# The task
The records follow. Copy them exactly, but omit the pictures.

(Collected data)
______

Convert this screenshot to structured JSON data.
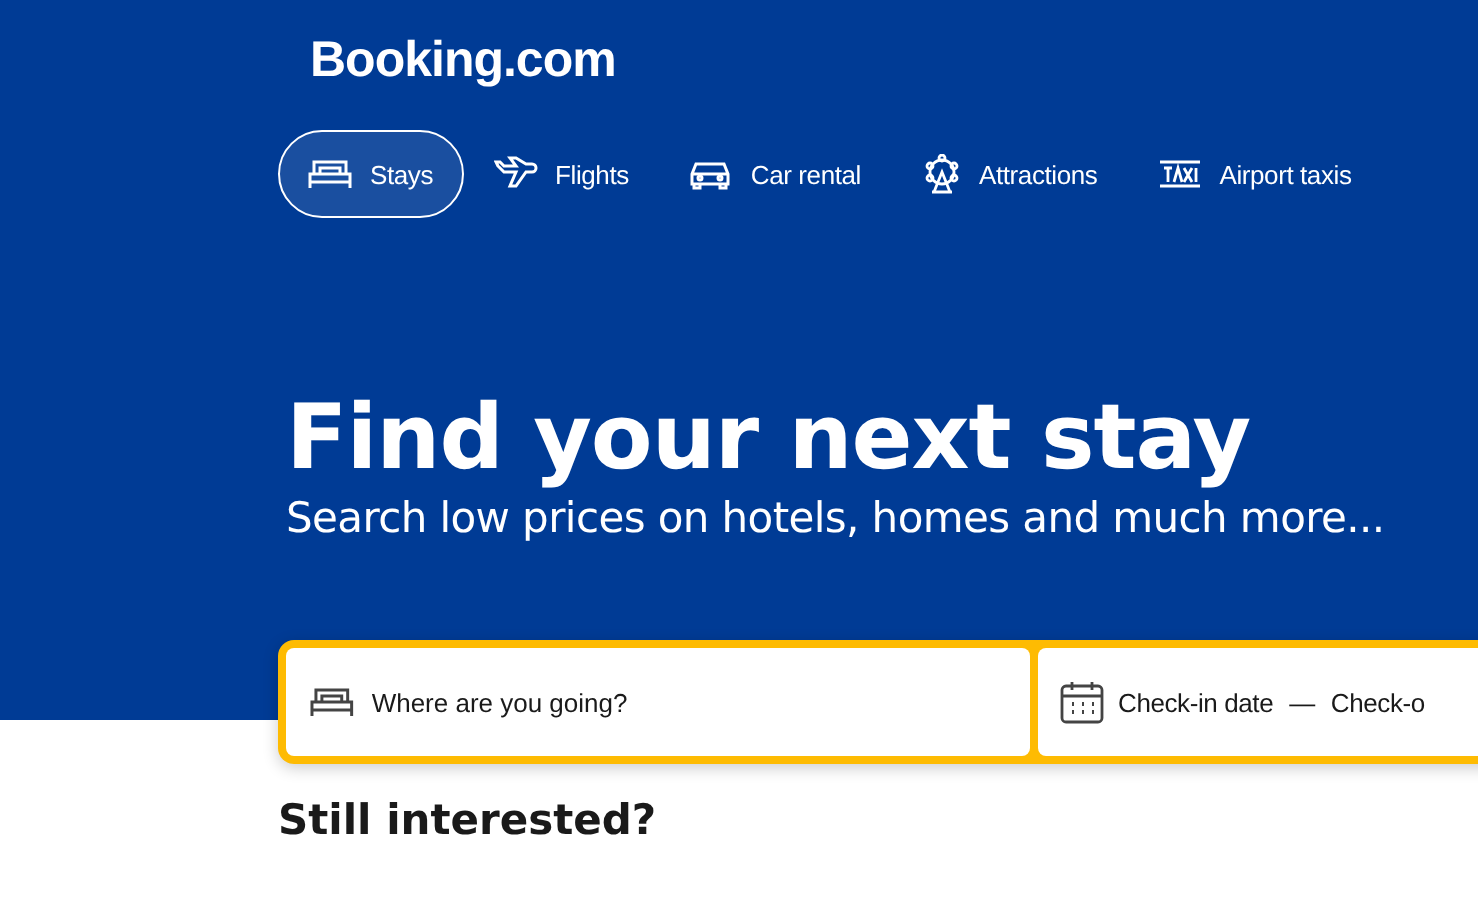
{
  "header": {
    "logo": "Booking.com"
  },
  "tabs": [
    {
      "label": "Stays",
      "selected": true
    },
    {
      "label": "Flights",
      "selected": false
    },
    {
      "label": "Car rental",
      "selected": false
    },
    {
      "label": "Attractions",
      "selected": false
    },
    {
      "label": "Airport taxis",
      "selected": false
    }
  ],
  "hero": {
    "title": "Find your next stay",
    "subtitle": "Search low prices on hotels, homes and much more..."
  },
  "search": {
    "destination_placeholder": "Where are you going?",
    "check_in": "Check-in date",
    "separator": "—",
    "check_out": "Check-o"
  },
  "section": {
    "title": "Still interested?"
  }
}
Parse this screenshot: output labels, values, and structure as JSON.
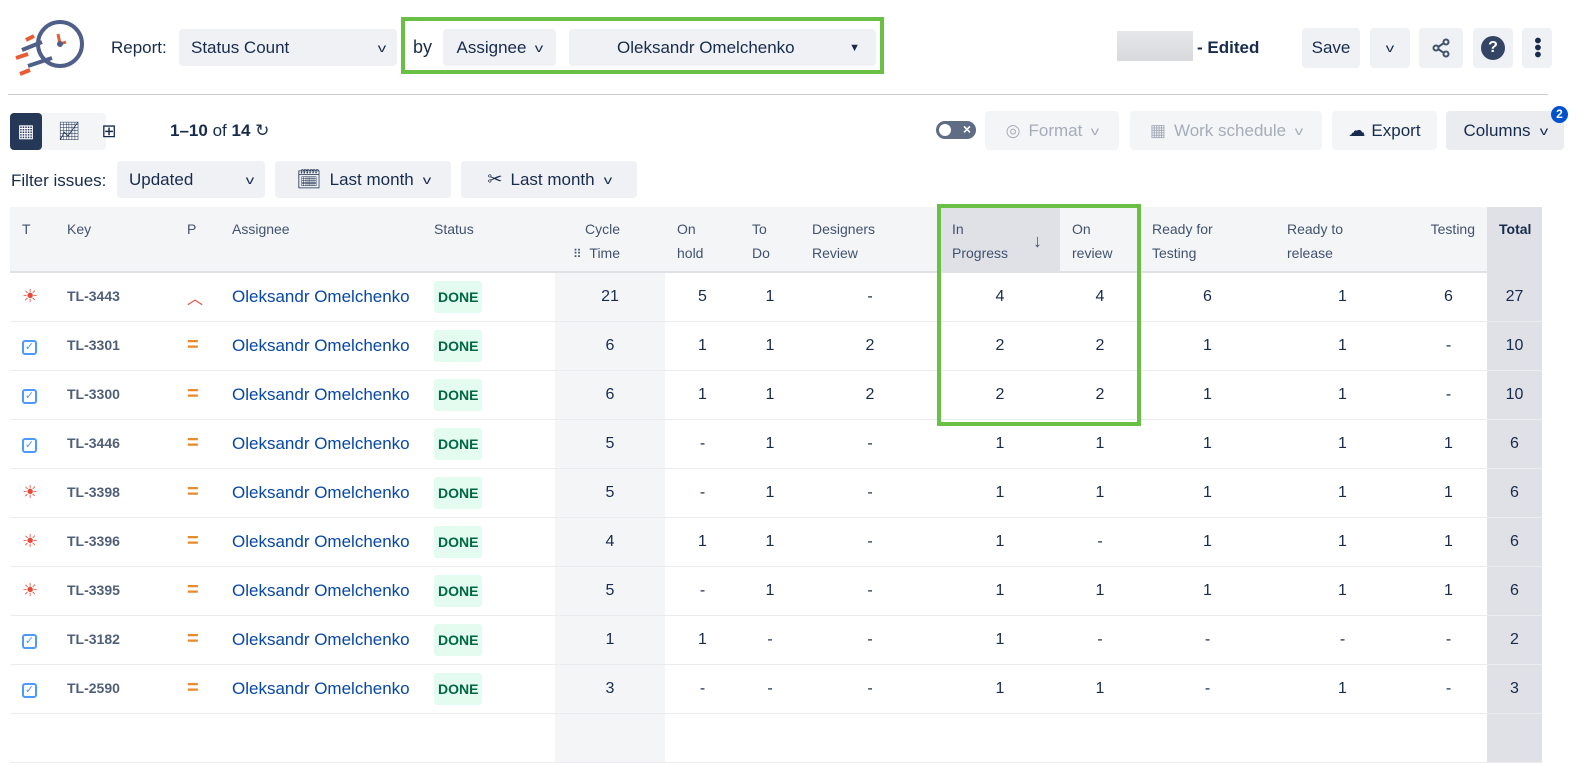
{
  "header": {
    "report_label": "Report:",
    "report_value": "Status Count",
    "by_label": "by",
    "group_by": "Assignee",
    "assignee_filter": "Oleksandr Omelchenko",
    "edited_label": "- Edited",
    "save_label": "Save"
  },
  "toolbar": {
    "pagination": {
      "range": "1–10",
      "of": "of",
      "total": "14"
    },
    "format_label": "Format",
    "work_schedule_label": "Work schedule",
    "export_label": "Export",
    "columns_label": "Columns",
    "columns_badge": "2"
  },
  "filters": {
    "label": "Filter issues:",
    "field": "Updated",
    "period1": "Last month",
    "period2": "Last month"
  },
  "table": {
    "columns": [
      "T",
      "Key",
      "P",
      "Assignee",
      "Status",
      "Cycle Time",
      "On hold",
      "To Do",
      "Designers Review",
      "In Progress",
      "On review",
      "Ready for Testing",
      "Ready to release",
      "Testing",
      "Total"
    ],
    "rows": [
      {
        "type": "bug",
        "key": "TL-3443",
        "priority": "high",
        "assignee": "Oleksandr Omelchenko",
        "status": "DONE",
        "vals": [
          "21",
          "5",
          "1",
          "-",
          "4",
          "4",
          "6",
          "1",
          "6",
          "27"
        ]
      },
      {
        "type": "task",
        "key": "TL-3301",
        "priority": "medium",
        "assignee": "Oleksandr Omelchenko",
        "status": "DONE",
        "vals": [
          "6",
          "1",
          "1",
          "2",
          "2",
          "2",
          "1",
          "1",
          "-",
          "10"
        ]
      },
      {
        "type": "task",
        "key": "TL-3300",
        "priority": "medium",
        "assignee": "Oleksandr Omelchenko",
        "status": "DONE",
        "vals": [
          "6",
          "1",
          "1",
          "2",
          "2",
          "2",
          "1",
          "1",
          "-",
          "10"
        ]
      },
      {
        "type": "task",
        "key": "TL-3446",
        "priority": "medium",
        "assignee": "Oleksandr Omelchenko",
        "status": "DONE",
        "vals": [
          "5",
          "-",
          "1",
          "-",
          "1",
          "1",
          "1",
          "1",
          "1",
          "6"
        ]
      },
      {
        "type": "bug",
        "key": "TL-3398",
        "priority": "medium",
        "assignee": "Oleksandr Omelchenko",
        "status": "DONE",
        "vals": [
          "5",
          "-",
          "1",
          "-",
          "1",
          "1",
          "1",
          "1",
          "1",
          "6"
        ]
      },
      {
        "type": "bug",
        "key": "TL-3396",
        "priority": "medium",
        "assignee": "Oleksandr Omelchenko",
        "status": "DONE",
        "vals": [
          "4",
          "1",
          "1",
          "-",
          "1",
          "-",
          "1",
          "1",
          "1",
          "6"
        ]
      },
      {
        "type": "bug",
        "key": "TL-3395",
        "priority": "medium",
        "assignee": "Oleksandr Omelchenko",
        "status": "DONE",
        "vals": [
          "5",
          "-",
          "1",
          "-",
          "1",
          "1",
          "1",
          "1",
          "1",
          "6"
        ]
      },
      {
        "type": "task",
        "key": "TL-3182",
        "priority": "medium",
        "assignee": "Oleksandr Omelchenko",
        "status": "DONE",
        "vals": [
          "1",
          "1",
          "-",
          "-",
          "1",
          "-",
          "-",
          "-",
          "-",
          "2"
        ]
      },
      {
        "type": "task",
        "key": "TL-2590",
        "priority": "medium",
        "assignee": "Oleksandr Omelchenko",
        "status": "DONE",
        "vals": [
          "3",
          "-",
          "-",
          "-",
          "1",
          "1",
          "-",
          "1",
          "-",
          "3"
        ]
      }
    ]
  },
  "colors": {
    "highlight": "#6abf45",
    "link": "#0747a6",
    "done_bg": "#e3fcef",
    "done_text": "#006644"
  }
}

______

# Response to the task
Convert this screenshot to structured JSON data.
{
  "header": {
    "logo": "Booking.com"
  },
  "tabs": [
    {
      "label": "Stays",
      "selected": true
    },
    {
      "label": "Flights",
      "selected": false
    },
    {
      "label": "Car rental",
      "selected": false
    },
    {
      "label": "Attractions",
      "selected": false
    },
    {
      "label": "Airport taxis",
      "selected": false
    }
  ],
  "hero": {
    "title": "Find your next stay",
    "subtitle": "Search low prices on hotels, homes and much more..."
  },
  "search": {
    "destination_placeholder": "Where are you going?",
    "check_in": "Check-in date",
    "separator": "—",
    "check_out": "Check-o"
  },
  "section": {
    "title": "Still interested?"
  }
}
Parse this screenshot: output labels, values, and structure as JSON.
{
  "header": {
    "report_label": "Report:",
    "report_value": "Status Count",
    "by_label": "by",
    "group_by": "Assignee",
    "assignee_filter": "Oleksandr Omelchenko",
    "edited_label": "- Edited",
    "save_label": "Save"
  },
  "toolbar": {
    "pagination": {
      "range": "1–10",
      "of": "of",
      "total": "14"
    },
    "format_label": "Format",
    "work_schedule_label": "Work schedule",
    "export_label": "Export",
    "columns_label": "Columns",
    "columns_badge": "2"
  },
  "filters": {
    "label": "Filter issues:",
    "field": "Updated",
    "period1": "Last month",
    "period2": "Last month"
  },
  "table": {
    "columns": [
      "T",
      "Key",
      "P",
      "Assignee",
      "Status",
      "Cycle Time",
      "On hold",
      "To Do",
      "Designers Review",
      "In Progress",
      "On review",
      "Ready for Testing",
      "Ready to release",
      "Testing",
      "Total"
    ],
    "rows": [
      {
        "type": "bug",
        "key": "TL-3443",
        "priority": "high",
        "assignee": "Oleksandr Omelchenko",
        "status": "DONE",
        "vals": [
          "21",
          "5",
          "1",
          "-",
          "4",
          "4",
          "6",
          "1",
          "6",
          "27"
        ]
      },
      {
        "type": "task",
        "key": "TL-3301",
        "priority": "medium",
        "assignee": "Oleksandr Omelchenko",
        "status": "DONE",
        "vals": [
          "6",
          "1",
          "1",
          "2",
          "2",
          "2",
          "1",
          "1",
          "-",
          "10"
        ]
      },
      {
        "type": "task",
        "key": "TL-3300",
        "priority": "medium",
        "assignee": "Oleksandr Omelchenko",
        "status": "DONE",
        "vals": [
          "6",
          "1",
          "1",
          "2",
          "2",
          "2",
          "1",
          "1",
          "-",
          "10"
        ]
      },
      {
        "type": "task",
        "key": "TL-3446",
        "priority": "medium",
        "assignee": "Oleksandr Omelchenko",
        "status": "DONE",
        "vals": [
          "5",
          "-",
          "1",
          "-",
          "1",
          "1",
          "1",
          "1",
          "1",
          "6"
        ]
      },
      {
        "type": "bug",
        "key": "TL-3398",
        "priority": "medium",
        "assignee": "Oleksandr Omelchenko",
        "status": "DONE",
        "vals": [
          "5",
          "-",
          "1",
          "-",
          "1",
          "1",
          "1",
          "1",
          "1",
          "6"
        ]
      },
      {
        "type": "bug",
        "key": "TL-3396",
        "priority": "medium",
        "assignee": "Oleksandr Omelchenko",
        "status": "DONE",
        "vals": [
          "4",
          "1",
          "1",
          "-",
          "1",
          "-",
          "1",
          "1",
          "1",
          "6"
        ]
      },
      {
        "type": "bug",
        "key": "TL-3395",
        "priority": "medium",
        "assignee": "Oleksandr Omelchenko",
        "status": "DONE",
        "vals": [
          "5",
          "-",
          "1",
          "-",
          "1",
          "1",
          "1",
          "1",
          "1",
          "6"
        ]
      },
      {
        "type": "task",
        "key": "TL-3182",
        "priority": "medium",
        "assignee": "Oleksandr Omelchenko",
        "status": "DONE",
        "vals": [
          "1",
          "1",
          "-",
          "-",
          "1",
          "-",
          "-",
          "-",
          "-",
          "2"
        ]
      },
      {
        "type": "task",
        "key": "TL-2590",
        "priority": "medium",
        "assignee": "Oleksandr Omelchenko",
        "status": "DONE",
        "vals": [
          "3",
          "-",
          "-",
          "-",
          "1",
          "1",
          "-",
          "1",
          "-",
          "3"
        ]
      }
    ]
  },
  "colors": {
    "highlight": "#6abf45",
    "link": "#0747a6",
    "done_bg": "#e3fcef",
    "done_text": "#006644"
  }
}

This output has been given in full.